* _Work instruction_:
Give back the full listing that follows exactly as it reads.

# # # # # # #

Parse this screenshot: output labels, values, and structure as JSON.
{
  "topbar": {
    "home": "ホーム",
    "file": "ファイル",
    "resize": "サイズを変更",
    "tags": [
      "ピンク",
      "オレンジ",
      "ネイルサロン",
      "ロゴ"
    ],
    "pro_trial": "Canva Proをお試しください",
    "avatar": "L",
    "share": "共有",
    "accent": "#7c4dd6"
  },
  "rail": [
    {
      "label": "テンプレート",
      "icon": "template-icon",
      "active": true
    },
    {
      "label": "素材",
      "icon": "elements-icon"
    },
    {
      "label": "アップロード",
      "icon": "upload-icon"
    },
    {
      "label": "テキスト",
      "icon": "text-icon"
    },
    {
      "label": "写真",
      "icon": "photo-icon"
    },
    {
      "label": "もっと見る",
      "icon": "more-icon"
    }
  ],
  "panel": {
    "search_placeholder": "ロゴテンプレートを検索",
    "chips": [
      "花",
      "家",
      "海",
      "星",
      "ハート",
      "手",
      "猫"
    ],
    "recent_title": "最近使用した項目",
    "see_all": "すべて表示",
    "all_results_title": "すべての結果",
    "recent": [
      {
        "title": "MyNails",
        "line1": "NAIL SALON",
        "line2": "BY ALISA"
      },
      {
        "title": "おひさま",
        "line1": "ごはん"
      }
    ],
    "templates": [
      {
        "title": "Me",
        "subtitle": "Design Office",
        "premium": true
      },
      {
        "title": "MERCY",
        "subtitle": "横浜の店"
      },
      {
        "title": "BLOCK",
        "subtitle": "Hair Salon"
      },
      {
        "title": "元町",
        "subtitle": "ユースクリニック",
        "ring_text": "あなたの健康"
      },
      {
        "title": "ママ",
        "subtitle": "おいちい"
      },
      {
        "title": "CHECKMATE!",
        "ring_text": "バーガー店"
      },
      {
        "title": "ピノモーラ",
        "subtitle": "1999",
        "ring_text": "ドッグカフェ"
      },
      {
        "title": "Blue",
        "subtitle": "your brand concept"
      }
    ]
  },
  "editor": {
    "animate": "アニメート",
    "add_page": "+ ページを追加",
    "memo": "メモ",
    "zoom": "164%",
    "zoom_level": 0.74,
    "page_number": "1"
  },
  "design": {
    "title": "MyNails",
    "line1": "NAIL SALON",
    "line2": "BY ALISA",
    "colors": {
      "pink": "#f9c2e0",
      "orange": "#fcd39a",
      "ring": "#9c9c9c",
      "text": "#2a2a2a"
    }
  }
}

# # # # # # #

* _Answer section_:
Parse this screenshot: output labels, values, and structure as JSON.
{
  "topbar": {
    "home": "ホーム",
    "file": "ファイル",
    "resize": "サイズを変更",
    "tags": [
      "ピンク",
      "オレンジ",
      "ネイルサロン",
      "ロゴ"
    ],
    "pro_trial": "Canva Proをお試しください",
    "avatar": "L",
    "share": "共有",
    "accent": "#7c4dd6"
  },
  "rail": [
    {
      "label": "テンプレート",
      "icon": "template-icon",
      "active": true
    },
    {
      "label": "素材",
      "icon": "elements-icon"
    },
    {
      "label": "アップロード",
      "icon": "upload-icon"
    },
    {
      "label": "テキスト",
      "icon": "text-icon"
    },
    {
      "label": "写真",
      "icon": "photo-icon"
    },
    {
      "label": "もっと見る",
      "icon": "more-icon"
    }
  ],
  "panel": {
    "search_placeholder": "ロゴテンプレートを検索",
    "chips": [
      "花",
      "家",
      "海",
      "星",
      "ハート",
      "手",
      "猫"
    ],
    "recent_title": "最近使用した項目",
    "see_all": "すべて表示",
    "all_results_title": "すべての結果",
    "recent": [
      {
        "title": "MyNails",
        "line1": "NAIL SALON",
        "line2": "BY ALISA"
      },
      {
        "title": "おひさま",
        "line1": "ごはん"
      }
    ],
    "templates": [
      {
        "title": "Me",
        "subtitle": "Design Office",
        "premium": true
      },
      {
        "title": "MERCY",
        "subtitle": "横浜の店"
      },
      {
        "title": "BLOCK",
        "subtitle": "Hair Salon"
      },
      {
        "title": "元町",
        "subtitle": "ユースクリニック",
        "ring_text": "あなたの健康"
      },
      {
        "title": "ママ",
        "subtitle": "おいちい"
      },
      {
        "title": "CHECKMATE!",
        "ring_text": "バーガー店"
      },
      {
        "title": "ピノモーラ",
        "subtitle": "1999",
        "ring_text": "ドッグカフェ"
      },
      {
        "title": "Blue",
        "subtitle": "your brand concept"
      }
    ]
  },
  "editor": {
    "animate": "アニメート",
    "add_page": "+ ページを追加",
    "memo": "メモ",
    "zoom": "164%",
    "zoom_level": 0.74,
    "page_number": "1"
  },
  "design": {
    "title": "MyNails",
    "line1": "NAIL SALON",
    "line2": "BY ALISA",
    "colors": {
      "pink": "#f9c2e0",
      "orange": "#fcd39a",
      "ring": "#9c9c9c",
      "text": "#2a2a2a"
    }
  }
}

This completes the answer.